Academic Honesty:Academic integrity is the foundation of the academic community. Because each student has the primary responsibility for being academically honest, students are advised to read and understand all sections of this policy relating to standards of conduct and academic life. Park University students and faculty members are encouraged to take advantage of the University resources available for learning about academic honesty (www.park.edu/current or http://www.park.edu/faculty/).from Park University 2010-2011 Undergraduate Catalog Page 92
Plagiarism:Plagiarism involves the use of quotations without quotation marks, the use of quotations without indication of the source, the use of another's idea without acknowledging the source, the submission of a paper, laboratory report, project, or class assignment (any portion of such) prepared by another person, or incorrect paraphrasing. from Park University 2010-2011 Undergraduate Catalog Page 92-93
Attendance Policy:Instructors are required to maintain attendance records and to report absences via the online attendance reporting system.
Park University 2010-2011 Undergraduate Catalog Page 95-96
Disability Guidelines:Park University is committed to meeting the needs of all students that meet the criteria for special assistance. These guidelines are designed to supply directions to students concerning the information necessary to accomplish this goal. It is Park University's policy to comply fully with federal and state law, including Section 504 of the Rehabilitation Act of 1973 and the Americans with Disabilities Act of 1990, regarding students with disabilities. In the case of any inconsistency between these guidelines and federal and/or state law, the provisions of the law will apply.

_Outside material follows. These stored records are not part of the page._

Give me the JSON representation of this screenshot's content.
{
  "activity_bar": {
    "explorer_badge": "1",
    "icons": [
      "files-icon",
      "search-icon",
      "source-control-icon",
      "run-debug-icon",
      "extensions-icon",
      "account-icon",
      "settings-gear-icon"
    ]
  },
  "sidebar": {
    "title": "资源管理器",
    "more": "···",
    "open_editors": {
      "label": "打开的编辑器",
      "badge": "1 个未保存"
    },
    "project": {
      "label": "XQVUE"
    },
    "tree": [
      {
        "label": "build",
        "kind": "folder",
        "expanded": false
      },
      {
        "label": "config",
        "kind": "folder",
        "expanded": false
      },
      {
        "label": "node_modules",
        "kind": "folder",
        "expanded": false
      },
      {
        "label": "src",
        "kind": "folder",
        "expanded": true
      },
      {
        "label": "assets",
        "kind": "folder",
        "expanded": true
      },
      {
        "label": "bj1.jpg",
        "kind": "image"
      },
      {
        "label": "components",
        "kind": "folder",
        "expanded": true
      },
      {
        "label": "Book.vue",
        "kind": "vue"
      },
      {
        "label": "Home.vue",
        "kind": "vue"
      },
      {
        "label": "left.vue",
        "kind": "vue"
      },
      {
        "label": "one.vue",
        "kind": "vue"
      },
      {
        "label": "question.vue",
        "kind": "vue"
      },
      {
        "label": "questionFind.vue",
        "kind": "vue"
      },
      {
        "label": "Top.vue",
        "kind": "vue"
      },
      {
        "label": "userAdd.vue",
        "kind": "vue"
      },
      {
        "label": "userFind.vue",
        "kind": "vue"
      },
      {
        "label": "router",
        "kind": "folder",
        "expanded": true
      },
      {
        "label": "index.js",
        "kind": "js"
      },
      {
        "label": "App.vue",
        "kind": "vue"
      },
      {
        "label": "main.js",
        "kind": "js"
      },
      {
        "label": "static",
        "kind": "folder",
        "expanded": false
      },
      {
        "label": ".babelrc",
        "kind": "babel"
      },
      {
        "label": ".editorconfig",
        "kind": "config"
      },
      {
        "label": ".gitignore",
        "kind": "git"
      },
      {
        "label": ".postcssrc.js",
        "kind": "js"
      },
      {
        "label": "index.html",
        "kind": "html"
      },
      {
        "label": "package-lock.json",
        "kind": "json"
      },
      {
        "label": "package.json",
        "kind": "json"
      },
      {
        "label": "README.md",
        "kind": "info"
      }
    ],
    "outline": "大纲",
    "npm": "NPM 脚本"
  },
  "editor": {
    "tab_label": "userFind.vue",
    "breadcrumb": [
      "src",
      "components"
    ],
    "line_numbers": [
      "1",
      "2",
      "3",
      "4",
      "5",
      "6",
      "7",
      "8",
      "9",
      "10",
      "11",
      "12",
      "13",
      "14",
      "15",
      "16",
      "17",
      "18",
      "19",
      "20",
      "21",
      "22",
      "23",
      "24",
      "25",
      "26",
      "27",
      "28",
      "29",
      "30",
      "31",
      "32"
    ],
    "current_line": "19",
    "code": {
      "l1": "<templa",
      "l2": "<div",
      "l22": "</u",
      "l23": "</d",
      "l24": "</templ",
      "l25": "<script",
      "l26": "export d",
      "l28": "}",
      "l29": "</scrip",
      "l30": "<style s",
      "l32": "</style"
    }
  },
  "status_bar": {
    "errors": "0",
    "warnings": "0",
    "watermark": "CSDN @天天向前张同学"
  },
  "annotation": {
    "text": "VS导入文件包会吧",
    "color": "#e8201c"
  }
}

Additional information concerning Park University's policies and procedures related to disability can be found on the Park University web page: http://www.park.edu/disability .
Last Updated:8/10/2010 9:19:43 PM